# WHAT THE TASK REQUIRES:
The lines below that include "icon" are to be found and copied.

___ EXERCISE MATERIAL

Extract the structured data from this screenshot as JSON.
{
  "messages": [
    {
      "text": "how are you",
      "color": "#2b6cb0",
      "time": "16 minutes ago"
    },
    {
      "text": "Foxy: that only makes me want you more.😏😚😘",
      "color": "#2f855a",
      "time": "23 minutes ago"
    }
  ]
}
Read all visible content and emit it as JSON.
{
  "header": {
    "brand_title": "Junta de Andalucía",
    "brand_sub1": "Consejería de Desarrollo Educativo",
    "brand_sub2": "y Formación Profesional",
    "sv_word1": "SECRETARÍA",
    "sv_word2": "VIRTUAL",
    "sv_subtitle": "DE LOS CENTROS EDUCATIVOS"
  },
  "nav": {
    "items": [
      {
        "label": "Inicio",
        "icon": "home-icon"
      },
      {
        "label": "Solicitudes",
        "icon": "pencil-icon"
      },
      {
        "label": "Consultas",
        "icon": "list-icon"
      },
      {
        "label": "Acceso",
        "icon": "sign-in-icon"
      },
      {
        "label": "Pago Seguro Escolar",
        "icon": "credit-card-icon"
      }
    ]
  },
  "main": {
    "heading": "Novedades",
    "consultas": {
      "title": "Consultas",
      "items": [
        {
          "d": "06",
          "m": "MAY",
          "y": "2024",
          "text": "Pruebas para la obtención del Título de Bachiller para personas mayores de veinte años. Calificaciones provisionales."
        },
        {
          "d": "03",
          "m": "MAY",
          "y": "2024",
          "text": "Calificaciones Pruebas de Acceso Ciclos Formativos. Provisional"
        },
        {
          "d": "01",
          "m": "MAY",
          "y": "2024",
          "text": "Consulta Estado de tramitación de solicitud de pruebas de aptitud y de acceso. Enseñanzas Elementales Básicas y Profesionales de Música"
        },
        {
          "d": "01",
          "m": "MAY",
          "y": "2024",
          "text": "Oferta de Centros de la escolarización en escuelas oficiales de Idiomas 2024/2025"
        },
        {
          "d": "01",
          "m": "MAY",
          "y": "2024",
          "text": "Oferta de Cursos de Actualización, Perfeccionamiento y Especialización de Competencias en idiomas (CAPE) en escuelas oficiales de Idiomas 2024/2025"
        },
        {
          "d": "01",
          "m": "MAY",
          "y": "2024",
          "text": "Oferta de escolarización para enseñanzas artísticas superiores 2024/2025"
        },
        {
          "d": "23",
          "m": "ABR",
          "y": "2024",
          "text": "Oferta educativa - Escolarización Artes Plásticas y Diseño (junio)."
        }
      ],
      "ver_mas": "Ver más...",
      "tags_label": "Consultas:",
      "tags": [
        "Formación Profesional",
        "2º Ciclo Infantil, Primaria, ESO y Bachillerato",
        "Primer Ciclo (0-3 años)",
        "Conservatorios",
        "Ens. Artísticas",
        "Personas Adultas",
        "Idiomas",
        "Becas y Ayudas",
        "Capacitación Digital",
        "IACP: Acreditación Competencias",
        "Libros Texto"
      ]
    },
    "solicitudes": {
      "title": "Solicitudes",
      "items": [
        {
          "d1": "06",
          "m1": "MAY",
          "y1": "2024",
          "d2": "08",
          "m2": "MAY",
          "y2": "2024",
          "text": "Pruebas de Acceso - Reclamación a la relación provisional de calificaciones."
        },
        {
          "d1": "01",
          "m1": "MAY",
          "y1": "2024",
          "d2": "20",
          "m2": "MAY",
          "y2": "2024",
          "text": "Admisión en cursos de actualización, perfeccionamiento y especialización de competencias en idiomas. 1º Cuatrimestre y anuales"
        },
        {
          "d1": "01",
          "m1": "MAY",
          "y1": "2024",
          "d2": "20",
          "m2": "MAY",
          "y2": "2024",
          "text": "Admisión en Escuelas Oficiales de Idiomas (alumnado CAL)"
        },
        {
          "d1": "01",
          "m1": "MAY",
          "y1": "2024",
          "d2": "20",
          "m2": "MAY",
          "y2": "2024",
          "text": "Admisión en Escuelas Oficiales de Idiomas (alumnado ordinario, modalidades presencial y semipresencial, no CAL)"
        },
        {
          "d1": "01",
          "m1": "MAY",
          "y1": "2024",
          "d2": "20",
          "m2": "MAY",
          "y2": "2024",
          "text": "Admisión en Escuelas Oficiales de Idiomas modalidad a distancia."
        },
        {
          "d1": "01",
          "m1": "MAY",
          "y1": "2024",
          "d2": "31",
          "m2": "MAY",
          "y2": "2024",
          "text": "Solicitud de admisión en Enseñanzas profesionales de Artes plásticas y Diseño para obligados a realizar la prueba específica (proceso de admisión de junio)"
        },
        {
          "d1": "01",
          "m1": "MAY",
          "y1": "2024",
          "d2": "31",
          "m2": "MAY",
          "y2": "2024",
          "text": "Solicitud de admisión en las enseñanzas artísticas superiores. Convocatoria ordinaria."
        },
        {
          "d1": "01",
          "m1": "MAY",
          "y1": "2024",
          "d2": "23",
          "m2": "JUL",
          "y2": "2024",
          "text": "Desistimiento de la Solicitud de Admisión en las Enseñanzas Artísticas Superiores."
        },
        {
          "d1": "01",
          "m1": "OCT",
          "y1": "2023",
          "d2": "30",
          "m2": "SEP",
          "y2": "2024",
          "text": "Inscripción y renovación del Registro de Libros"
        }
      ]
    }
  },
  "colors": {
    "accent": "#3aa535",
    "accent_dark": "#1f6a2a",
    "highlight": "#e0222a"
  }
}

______

# COMPLETED EXERCISE:
        "icon": "home-icon"
        "icon": "pencil-icon"
        "icon": "list-icon"
        "icon": "sign-in-icon"
        "icon": "credit-card-icon"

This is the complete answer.